* _WHAT THE TASK REQUIRES_: Would you repeat the data below exactly, taking out the images?

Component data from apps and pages
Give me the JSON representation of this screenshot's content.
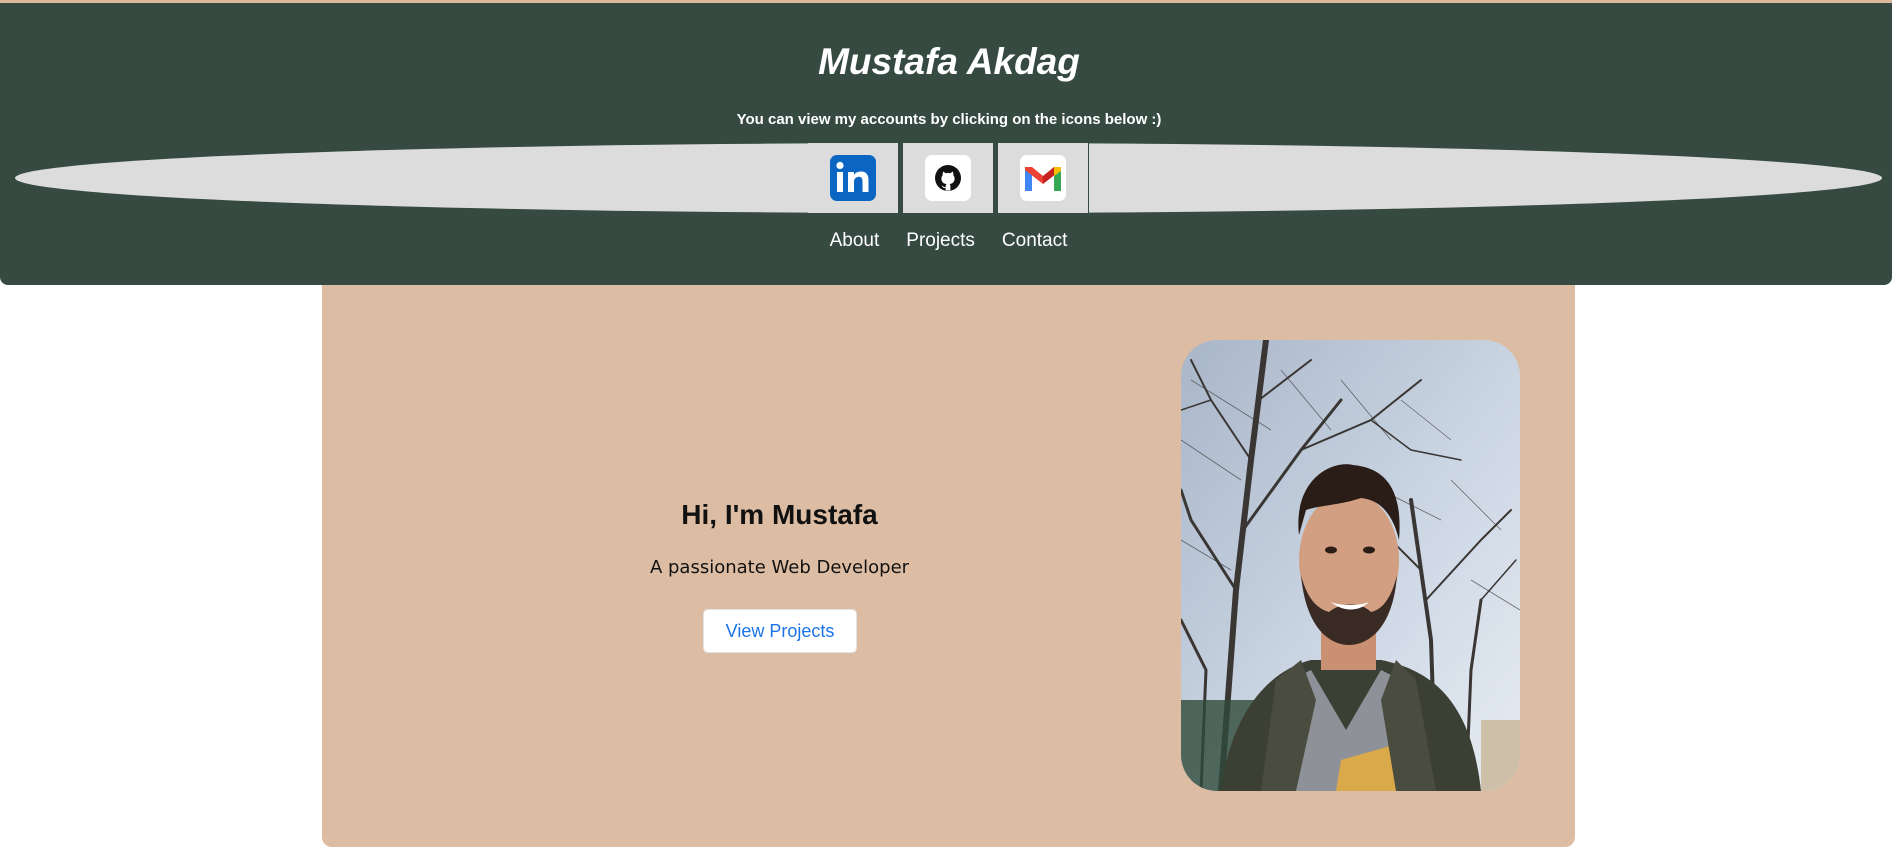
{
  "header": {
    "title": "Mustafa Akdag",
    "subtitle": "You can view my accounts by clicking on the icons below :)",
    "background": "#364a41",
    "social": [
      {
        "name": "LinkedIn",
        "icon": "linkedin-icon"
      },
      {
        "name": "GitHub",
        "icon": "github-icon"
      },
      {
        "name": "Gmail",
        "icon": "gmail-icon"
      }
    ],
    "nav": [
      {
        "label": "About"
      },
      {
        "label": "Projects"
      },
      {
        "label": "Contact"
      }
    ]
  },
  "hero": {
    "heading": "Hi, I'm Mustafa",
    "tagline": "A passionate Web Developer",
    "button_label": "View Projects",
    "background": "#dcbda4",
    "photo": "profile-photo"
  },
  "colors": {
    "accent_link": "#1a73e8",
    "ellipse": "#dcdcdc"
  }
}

* _TASK SOLUTION_:
Give me the JSON representation of this screenshot's content.
{
  "header": {
    "title": "Mustafa Akdag",
    "subtitle": "You can view my accounts by clicking on the icons below :)",
    "background": "#364a41",
    "social": [
      {
        "name": "LinkedIn",
        "icon": "linkedin-icon"
      },
      {
        "name": "GitHub",
        "icon": "github-icon"
      },
      {
        "name": "Gmail",
        "icon": "gmail-icon"
      }
    ],
    "nav": [
      {
        "label": "About"
      },
      {
        "label": "Projects"
      },
      {
        "label": "Contact"
      }
    ]
  },
  "hero": {
    "heading": "Hi, I'm Mustafa",
    "tagline": "A passionate Web Developer",
    "button_label": "View Projects",
    "background": "#dcbda4",
    "photo": "profile-photo"
  },
  "colors": {
    "accent_link": "#1a73e8",
    "ellipse": "#dcdcdc"
  }
}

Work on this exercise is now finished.